Extract every record, exactly as written, and ignore the pictures.

_Extracted material_
== == ==
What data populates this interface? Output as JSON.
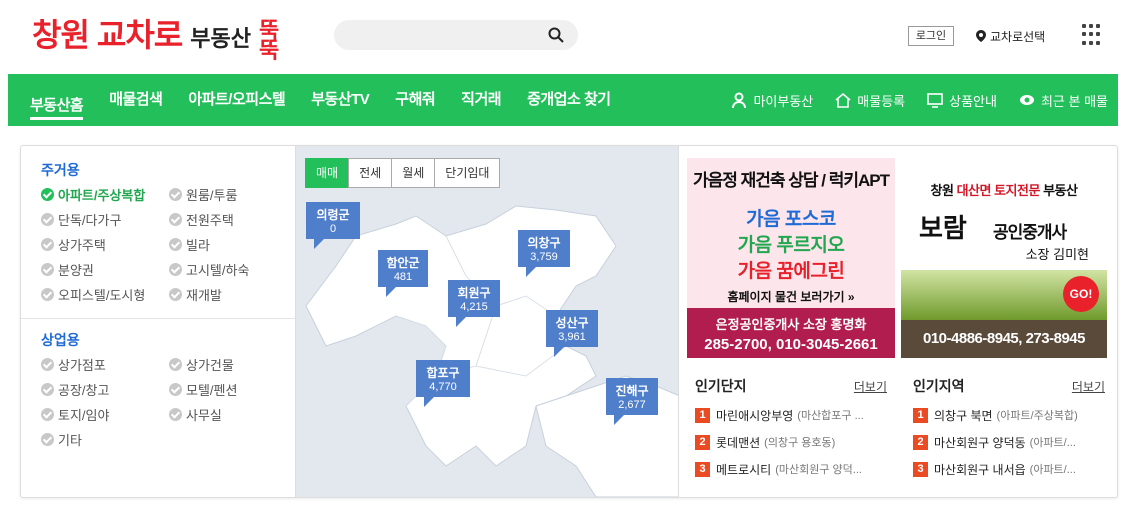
{
  "header": {
    "logo": {
      "part1": "창원",
      "part2": "교차로",
      "part3": "부동산",
      "part4": "뚝뚝"
    },
    "search_placeholder": "",
    "login_label": "로그인",
    "region_label": "교차로선택"
  },
  "nav": {
    "left": [
      "부동산홈",
      "매물검색",
      "아파트/오피스텔",
      "부동산TV",
      "구해줘",
      "직거래",
      "중개업소 찾기"
    ],
    "right": [
      "마이부동산",
      "매물등록",
      "상품안내",
      "최근 본 매물"
    ]
  },
  "categories": {
    "residential_title": "주거용",
    "residential": [
      "아파트/주상복합",
      "원룸/투룸",
      "단독/다가구",
      "전원주택",
      "상가주택",
      "빌라",
      "분양권",
      "고시텔/하숙",
      "오피스텔/도시형",
      "재개발"
    ],
    "commercial_title": "상업용",
    "commercial": [
      "상가점포",
      "상가건물",
      "공장/창고",
      "모텔/펜션",
      "토지/임야",
      "사무실",
      "기타"
    ]
  },
  "map": {
    "tabs": [
      "매매",
      "전세",
      "월세",
      "단기임대"
    ],
    "regions": [
      {
        "name": "의령군",
        "count": "0"
      },
      {
        "name": "함안군",
        "count": "481"
      },
      {
        "name": "의창구",
        "count": "3,759"
      },
      {
        "name": "회원구",
        "count": "4,215"
      },
      {
        "name": "성산구",
        "count": "3,961"
      },
      {
        "name": "합포구",
        "count": "4,770"
      },
      {
        "name": "진해구",
        "count": "2,677"
      }
    ]
  },
  "ad1": {
    "headline": "가음정 재건축 상담 / 럭키APT",
    "lines": [
      "가음 포스코",
      "가음 푸르지오",
      "가음 꿈에그린"
    ],
    "more": "홈페이지 물건 보러가기 »",
    "agent": "은정공인중개사 소장 홍명화",
    "phone": "285-2700, 010-3045-2661"
  },
  "ad2": {
    "head_a": "창원",
    "head_b": "대산면 토지전문",
    "head_c": "부동산",
    "brand": "보람",
    "sub": "공인중개사",
    "ceo": "소장 김미현",
    "go": "GO!",
    "phone": "010-4886-8945, 273-8945"
  },
  "popular_complex": {
    "title": "인기단지",
    "more": "더보기",
    "items": [
      {
        "rank": "1",
        "name": "마린애시앙부영",
        "sub": "(마산합포구 ..."
      },
      {
        "rank": "2",
        "name": "롯데맨션",
        "sub": "(의창구 용호동)"
      },
      {
        "rank": "3",
        "name": "메트로시티",
        "sub": "(마산회원구 양덕..."
      }
    ]
  },
  "popular_area": {
    "title": "인기지역",
    "more": "더보기",
    "items": [
      {
        "rank": "1",
        "name": "의창구 북면",
        "sub": "(아파트/주상복합)"
      },
      {
        "rank": "2",
        "name": "마산회원구 양덕동",
        "sub": "(아파트/..."
      },
      {
        "rank": "3",
        "name": "마산회원구 내서읍",
        "sub": "(아파트/..."
      }
    ]
  },
  "colors": {
    "brand_green": "#22bf5b",
    "logo_red": "#e8212b",
    "accent_blue": "#1e6ad6",
    "pin_blue": "#4f7ecb",
    "rank_orange": "#ea4b23"
  }
}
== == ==
_Exercise output_
What data populates this interface? Output as JSON.
{
  "header": {
    "logo": {
      "part1": "창원",
      "part2": "교차로",
      "part3": "부동산",
      "part4": "뚝뚝"
    },
    "search_placeholder": "",
    "login_label": "로그인",
    "region_label": "교차로선택"
  },
  "nav": {
    "left": [
      "부동산홈",
      "매물검색",
      "아파트/오피스텔",
      "부동산TV",
      "구해줘",
      "직거래",
      "중개업소 찾기"
    ],
    "right": [
      "마이부동산",
      "매물등록",
      "상품안내",
      "최근 본 매물"
    ]
  },
  "categories": {
    "residential_title": "주거용",
    "residential": [
      "아파트/주상복합",
      "원룸/투룸",
      "단독/다가구",
      "전원주택",
      "상가주택",
      "빌라",
      "분양권",
      "고시텔/하숙",
      "오피스텔/도시형",
      "재개발"
    ],
    "commercial_title": "상업용",
    "commercial": [
      "상가점포",
      "상가건물",
      "공장/창고",
      "모텔/펜션",
      "토지/임야",
      "사무실",
      "기타"
    ]
  },
  "map": {
    "tabs": [
      "매매",
      "전세",
      "월세",
      "단기임대"
    ],
    "regions": [
      {
        "name": "의령군",
        "count": "0"
      },
      {
        "name": "함안군",
        "count": "481"
      },
      {
        "name": "의창구",
        "count": "3,759"
      },
      {
        "name": "회원구",
        "count": "4,215"
      },
      {
        "name": "성산구",
        "count": "3,961"
      },
      {
        "name": "합포구",
        "count": "4,770"
      },
      {
        "name": "진해구",
        "count": "2,677"
      }
    ]
  },
  "ad1": {
    "headline": "가음정 재건축 상담 / 럭키APT",
    "lines": [
      "가음 포스코",
      "가음 푸르지오",
      "가음 꿈에그린"
    ],
    "more": "홈페이지 물건 보러가기 »",
    "agent": "은정공인중개사 소장 홍명화",
    "phone": "285-2700, 010-3045-2661"
  },
  "ad2": {
    "head_a": "창원",
    "head_b": "대산면 토지전문",
    "head_c": "부동산",
    "brand": "보람",
    "sub": "공인중개사",
    "ceo": "소장 김미현",
    "go": "GO!",
    "phone": "010-4886-8945, 273-8945"
  },
  "popular_complex": {
    "title": "인기단지",
    "more": "더보기",
    "items": [
      {
        "rank": "1",
        "name": "마린애시앙부영",
        "sub": "(마산합포구 ..."
      },
      {
        "rank": "2",
        "name": "롯데맨션",
        "sub": "(의창구 용호동)"
      },
      {
        "rank": "3",
        "name": "메트로시티",
        "sub": "(마산회원구 양덕..."
      }
    ]
  },
  "popular_area": {
    "title": "인기지역",
    "more": "더보기",
    "items": [
      {
        "rank": "1",
        "name": "의창구 북면",
        "sub": "(아파트/주상복합)"
      },
      {
        "rank": "2",
        "name": "마산회원구 양덕동",
        "sub": "(아파트/..."
      },
      {
        "rank": "3",
        "name": "마산회원구 내서읍",
        "sub": "(아파트/..."
      }
    ]
  },
  "colors": {
    "brand_green": "#22bf5b",
    "logo_red": "#e8212b",
    "accent_blue": "#1e6ad6",
    "pin_blue": "#4f7ecb",
    "rank_orange": "#ea4b23"
  }
}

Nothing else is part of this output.